** Opening Data shown block **
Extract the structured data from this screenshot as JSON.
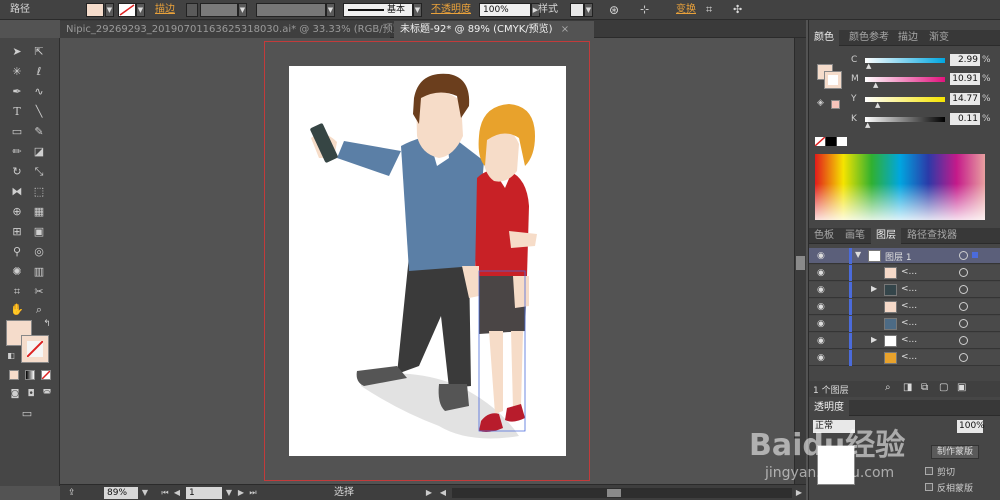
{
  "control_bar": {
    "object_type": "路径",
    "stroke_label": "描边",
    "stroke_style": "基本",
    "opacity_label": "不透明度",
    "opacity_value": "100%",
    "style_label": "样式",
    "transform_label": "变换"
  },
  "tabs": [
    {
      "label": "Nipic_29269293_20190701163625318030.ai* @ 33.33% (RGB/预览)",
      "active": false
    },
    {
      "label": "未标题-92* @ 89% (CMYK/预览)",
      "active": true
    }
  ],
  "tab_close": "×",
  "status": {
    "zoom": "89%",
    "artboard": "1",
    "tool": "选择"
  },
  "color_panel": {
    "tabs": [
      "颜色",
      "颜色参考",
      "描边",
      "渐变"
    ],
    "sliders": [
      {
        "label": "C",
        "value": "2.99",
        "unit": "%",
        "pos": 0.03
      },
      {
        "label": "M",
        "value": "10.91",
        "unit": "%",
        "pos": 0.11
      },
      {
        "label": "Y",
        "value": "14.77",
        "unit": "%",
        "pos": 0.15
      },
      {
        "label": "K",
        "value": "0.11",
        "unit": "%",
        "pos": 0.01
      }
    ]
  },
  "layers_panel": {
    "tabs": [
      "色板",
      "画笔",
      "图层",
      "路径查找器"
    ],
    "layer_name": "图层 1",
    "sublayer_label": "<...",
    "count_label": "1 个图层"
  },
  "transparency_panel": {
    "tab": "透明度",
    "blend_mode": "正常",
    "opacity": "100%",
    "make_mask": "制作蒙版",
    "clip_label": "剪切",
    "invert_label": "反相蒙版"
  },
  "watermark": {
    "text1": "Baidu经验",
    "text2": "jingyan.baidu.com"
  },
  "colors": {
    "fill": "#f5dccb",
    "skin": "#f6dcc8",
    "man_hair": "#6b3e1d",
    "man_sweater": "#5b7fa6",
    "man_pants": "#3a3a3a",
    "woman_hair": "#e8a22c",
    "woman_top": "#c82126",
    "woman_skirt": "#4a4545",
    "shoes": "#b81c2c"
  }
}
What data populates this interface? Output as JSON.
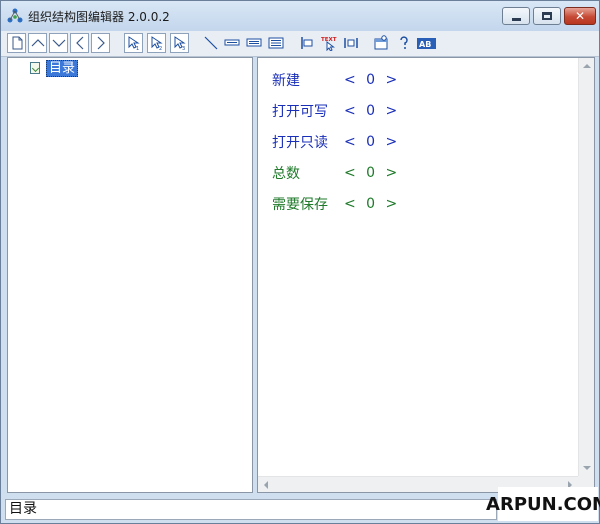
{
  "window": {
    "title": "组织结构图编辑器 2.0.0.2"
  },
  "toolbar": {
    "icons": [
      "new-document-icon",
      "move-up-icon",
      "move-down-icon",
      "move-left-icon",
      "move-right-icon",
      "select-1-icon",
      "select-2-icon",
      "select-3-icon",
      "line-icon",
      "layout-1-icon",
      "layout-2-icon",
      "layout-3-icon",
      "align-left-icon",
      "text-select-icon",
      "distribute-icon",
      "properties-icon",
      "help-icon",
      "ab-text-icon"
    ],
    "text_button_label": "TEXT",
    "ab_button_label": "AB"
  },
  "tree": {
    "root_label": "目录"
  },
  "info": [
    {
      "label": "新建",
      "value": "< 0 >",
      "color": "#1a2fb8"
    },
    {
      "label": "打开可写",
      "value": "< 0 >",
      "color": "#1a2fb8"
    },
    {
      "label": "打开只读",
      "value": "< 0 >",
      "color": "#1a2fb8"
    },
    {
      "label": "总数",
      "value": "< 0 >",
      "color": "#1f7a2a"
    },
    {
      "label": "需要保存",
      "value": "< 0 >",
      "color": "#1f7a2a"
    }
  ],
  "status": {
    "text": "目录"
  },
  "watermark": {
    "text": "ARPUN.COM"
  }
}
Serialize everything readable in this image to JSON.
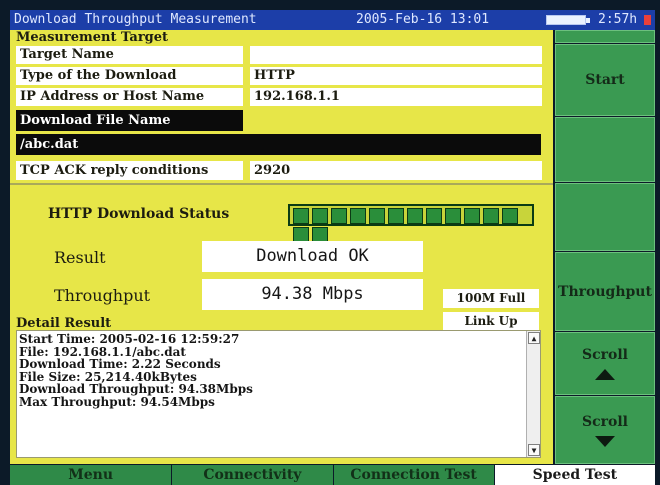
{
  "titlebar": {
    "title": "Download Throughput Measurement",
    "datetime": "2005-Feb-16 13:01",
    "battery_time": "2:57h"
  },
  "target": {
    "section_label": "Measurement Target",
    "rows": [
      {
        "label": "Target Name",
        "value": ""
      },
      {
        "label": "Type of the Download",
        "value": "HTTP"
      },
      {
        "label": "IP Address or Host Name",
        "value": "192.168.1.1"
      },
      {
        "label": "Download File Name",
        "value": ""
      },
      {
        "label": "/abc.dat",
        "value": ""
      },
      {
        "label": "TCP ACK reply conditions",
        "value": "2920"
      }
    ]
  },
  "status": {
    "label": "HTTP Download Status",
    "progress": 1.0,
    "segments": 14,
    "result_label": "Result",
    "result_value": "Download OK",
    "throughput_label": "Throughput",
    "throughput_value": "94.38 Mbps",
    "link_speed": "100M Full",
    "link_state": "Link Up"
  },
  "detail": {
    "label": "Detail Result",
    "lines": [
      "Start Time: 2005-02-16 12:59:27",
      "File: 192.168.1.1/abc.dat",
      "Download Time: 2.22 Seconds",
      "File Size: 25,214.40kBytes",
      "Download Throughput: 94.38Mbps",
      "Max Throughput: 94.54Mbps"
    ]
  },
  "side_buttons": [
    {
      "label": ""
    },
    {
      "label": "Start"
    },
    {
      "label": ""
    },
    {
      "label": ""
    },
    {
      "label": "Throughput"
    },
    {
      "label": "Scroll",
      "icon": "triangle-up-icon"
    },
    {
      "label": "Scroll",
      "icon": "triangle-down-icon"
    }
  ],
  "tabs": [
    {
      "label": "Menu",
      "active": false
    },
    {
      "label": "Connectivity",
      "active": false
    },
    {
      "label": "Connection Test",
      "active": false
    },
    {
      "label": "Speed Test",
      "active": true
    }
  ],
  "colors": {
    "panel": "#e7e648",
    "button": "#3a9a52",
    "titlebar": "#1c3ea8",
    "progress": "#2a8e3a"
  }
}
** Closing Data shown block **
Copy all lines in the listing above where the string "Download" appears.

> [Response area]:
    "title": "Download Throughput Measurement",
        "label": "Type of the Download",
        "label": "Download File Name",
    "label": "HTTP Download Status",
    "result_value": "Download OK",
      "Download Time: 2.22 Seconds",
      "Download Throughput: 94.38Mbps",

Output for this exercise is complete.